> [What this task involves]:
The word to find is "label". Copy each line of the material that contains it.

> [Entries shown]:
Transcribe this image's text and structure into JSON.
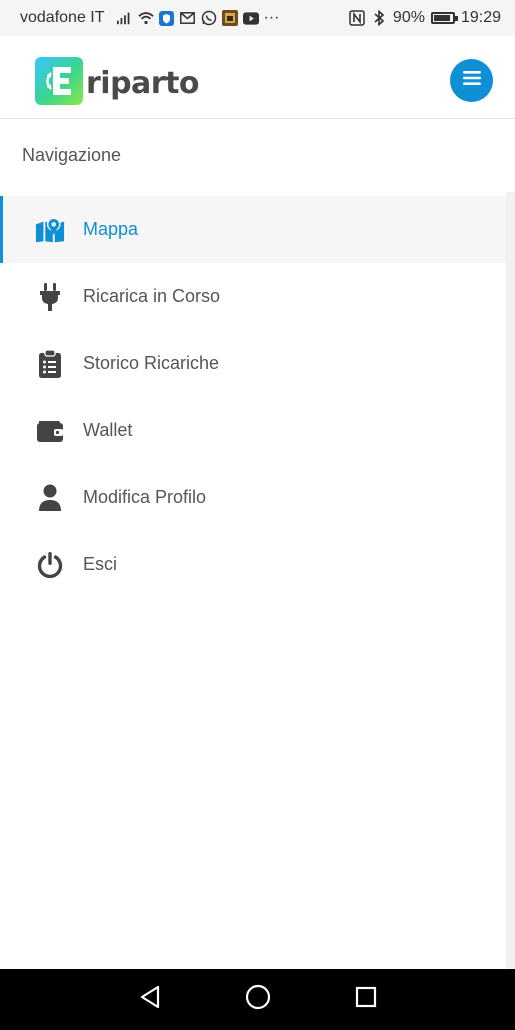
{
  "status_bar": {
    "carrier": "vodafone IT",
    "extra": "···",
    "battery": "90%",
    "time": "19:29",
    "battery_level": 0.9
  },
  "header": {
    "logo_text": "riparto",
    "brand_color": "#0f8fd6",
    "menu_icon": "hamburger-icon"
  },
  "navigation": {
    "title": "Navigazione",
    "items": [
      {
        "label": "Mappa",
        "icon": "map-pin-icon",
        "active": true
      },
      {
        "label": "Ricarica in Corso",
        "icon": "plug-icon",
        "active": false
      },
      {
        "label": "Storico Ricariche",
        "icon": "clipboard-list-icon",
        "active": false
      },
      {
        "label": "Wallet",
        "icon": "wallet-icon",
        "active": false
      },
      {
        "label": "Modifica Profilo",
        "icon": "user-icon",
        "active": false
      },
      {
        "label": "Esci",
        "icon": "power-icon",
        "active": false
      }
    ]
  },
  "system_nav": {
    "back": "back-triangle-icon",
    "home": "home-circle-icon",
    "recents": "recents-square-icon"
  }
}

> [Response for this exercise]:
        "label": "Mappa",
        "label": "Ricarica in Corso",
        "label": "Storico Ricariche",
        "label": "Wallet",
        "label": "Modifica Profilo",
        "label": "Esci",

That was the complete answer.